I'm excited to share with you a new way to count the omer...with scratch offs!
Why count the omer? This is actually something we are instructed to do in Vayikra 23:15-16. The fifty days we are to count link the Feast of Unleavened Bread to Shavuot or Pentecost. This is the time period that Yahusha spent still on earth after being resurrected from the dead. What is an omer? Omer is the Hebrew word for sheaf - which is a bundle of grain. First Fruits during Matzah Week is when part of the barley harvest would be waved to YHWH, and then at Shavuot the same would be done with sheaves of wheat.
This is an easy DIY to put together since it's really just two things, a print and stickers. There is also some flexibility with how you use it. I liked the large size of this, but there's no reason you couldn't print this as an 8" x 11" in a normal printer if you would prefer. If you don't have time to order the scratch off stickers, using regular stickers to cover up the days as they go by would work. Or even just cross them off with a pen. It's up to you!
You will need:
Printable omer calendar
One inch scratch off stickers (I used gold ones from here)
Print off the omer calendar. I got an 18" x 24" engineer print at Staples, which at $2.99 was the most cost effective option I found. The paper is thin, so it's not ideal for photographs, but works just fine for our purposes.
I used scotch tape to place my counter on the wall. You could also glue it to a foam board or attach to canvas if you prefer.
Then place your scratch off stickers above the numbers and you are set to go! Each day scratch off another sticker until we get to Shavuot.
Update: A friend told me she is going to take hers to an office supply store to get it laminated. Her plan is to mark the days with dry erase markers and use it each year!
The past couple of years of counting have brought me more than a few days where I'm not sure if I already did my omer count or not. I remember doing it, but maybe that was yesterday? Anyone else with me? So I decided to put seven days in each row to make it easier to double check. Just make note of what day you started counting on and things will add up. You could also make a habit of counting at a certain time each day or even saying the traditional blessing of, "Blessed are You, YHWH Eloheinu, King of the Universe, who has sanctified us with your commandments, and commanded us concerning the counting of the omer."
If you look closely in the photos you may notice something is amiss. Funny story about assembling my counter: I expected to be left with one of my fifty stickers when I got done, but there were strangely two left. How could this be? Every row has seven numbers...with the exception of the second row which somehow has only six. Upon closer inspection of the photos I discovered that I had inadvertently left off day 13! I have no idea how that happened, but it is corrected in the downloadable version. Ha!

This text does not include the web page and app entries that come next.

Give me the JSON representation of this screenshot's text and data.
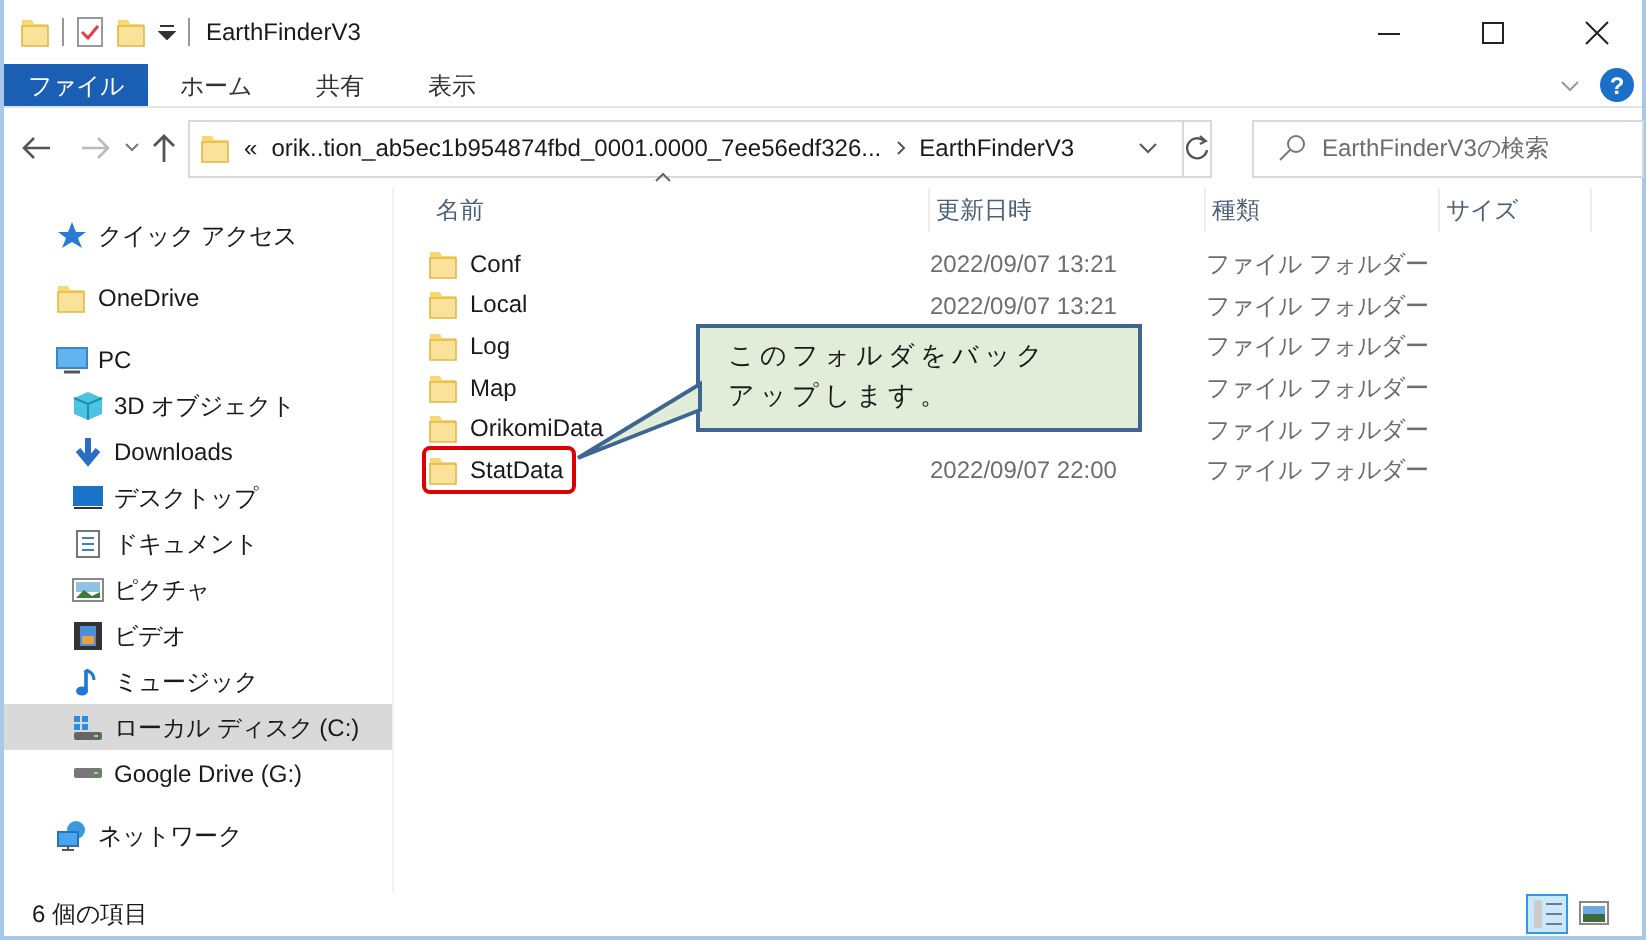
{
  "window": {
    "title": "EarthFinderV3"
  },
  "ribbon": {
    "tabs": [
      {
        "label": "ファイル",
        "kind": "file"
      },
      {
        "label": "ホーム",
        "kind": "tab"
      },
      {
        "label": "共有",
        "kind": "tab"
      },
      {
        "label": "表示",
        "kind": "tab"
      }
    ],
    "help": "?"
  },
  "address": {
    "overflow": "«",
    "segments": [
      "orik..tion_ab5ec1b954874fbd_0001.0000_7ee56edf326...",
      "EarthFinderV3"
    ]
  },
  "search": {
    "placeholder": "EarthFinderV3の検索"
  },
  "sidebar": {
    "items": [
      {
        "label": "クイック アクセス",
        "kind": "star",
        "selected": false
      },
      {
        "label": "OneDrive",
        "kind": "folder",
        "selected": false
      },
      {
        "label": "PC",
        "kind": "pc",
        "selected": false,
        "children": [
          {
            "label": "3D オブジェクト",
            "kind": "cube",
            "selected": false
          },
          {
            "label": "Downloads",
            "kind": "download",
            "selected": false
          },
          {
            "label": "デスクトップ",
            "kind": "desktop",
            "selected": false
          },
          {
            "label": "ドキュメント",
            "kind": "document",
            "selected": false
          },
          {
            "label": "ピクチャ",
            "kind": "image",
            "selected": false
          },
          {
            "label": "ビデオ",
            "kind": "video",
            "selected": false
          },
          {
            "label": "ミュージック",
            "kind": "music",
            "selected": false
          },
          {
            "label": "ローカル ディスク (C:)",
            "kind": "drive",
            "selected": true
          },
          {
            "label": "Google Drive (G:)",
            "kind": "drive2",
            "selected": false
          }
        ]
      },
      {
        "label": "ネットワーク",
        "kind": "network",
        "selected": false
      }
    ]
  },
  "table": {
    "columns": [
      "名前",
      "更新日時",
      "種類",
      "サイズ"
    ],
    "rows": [
      {
        "name": "Conf",
        "modified": "2022/09/07 13:21",
        "type": "ファイル フォルダー",
        "highlighted": false
      },
      {
        "name": "Local",
        "modified": "2022/09/07 13:21",
        "type": "ファイル フォルダー",
        "highlighted": false
      },
      {
        "name": "Log",
        "type": "ファイル フォルダー",
        "highlighted": false
      },
      {
        "name": "Map",
        "type": "ファイル フォルダー",
        "highlighted": false
      },
      {
        "name": "OrikomiData",
        "type": "ファイル フォルダー",
        "highlighted": false
      },
      {
        "name": "StatData",
        "modified": "2022/09/07 22:00",
        "type": "ファイル フォルダー",
        "highlighted": true
      }
    ]
  },
  "callout": {
    "text": "このフォルダをバックアップします。"
  },
  "status_bar": {
    "text": "6 個の項目",
    "views": [
      {
        "kind": "details",
        "selected": true
      },
      {
        "kind": "large",
        "selected": false
      }
    ]
  }
}
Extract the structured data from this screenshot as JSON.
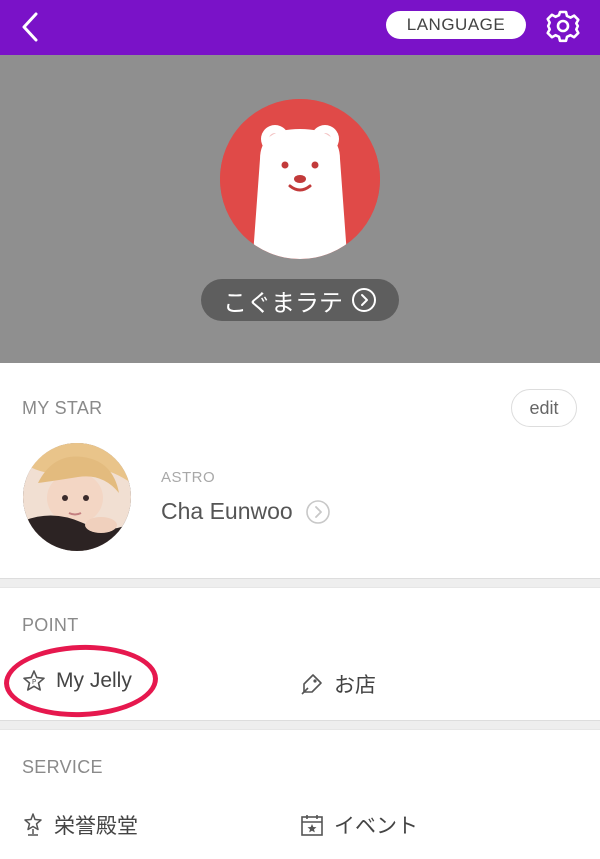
{
  "header": {
    "language_label": "LANGUAGE"
  },
  "profile": {
    "nickname": "こぐまラテ"
  },
  "my_star": {
    "section_title": "MY STAR",
    "edit_label": "edit",
    "group": "ASTRO",
    "name": "Cha Eunwoo"
  },
  "point": {
    "section_title": "POINT",
    "my_jelly_label": "My Jelly",
    "shop_label": "お店"
  },
  "service": {
    "section_title": "SERVICE",
    "hall_of_fame_label": "栄誉殿堂",
    "event_label": "イベント"
  },
  "colors": {
    "header_purple": "#7a12c8",
    "profile_bg": "#8f8f8f",
    "avatar_red": "#e04a48",
    "highlight_red": "#e6184e"
  },
  "icons": [
    "back-arrow-icon",
    "gear-icon",
    "chevron-circle-icon",
    "star-p-icon",
    "shop-tag-icon",
    "trophy-star-icon",
    "calendar-star-icon"
  ]
}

Other ideas for counting the omer:
DIY Flair Calendar
Making a paper chain
Printable Cards from Torah Sisters Magazine
Kosher on A Budget's Omer Counter
Writing the count in your planner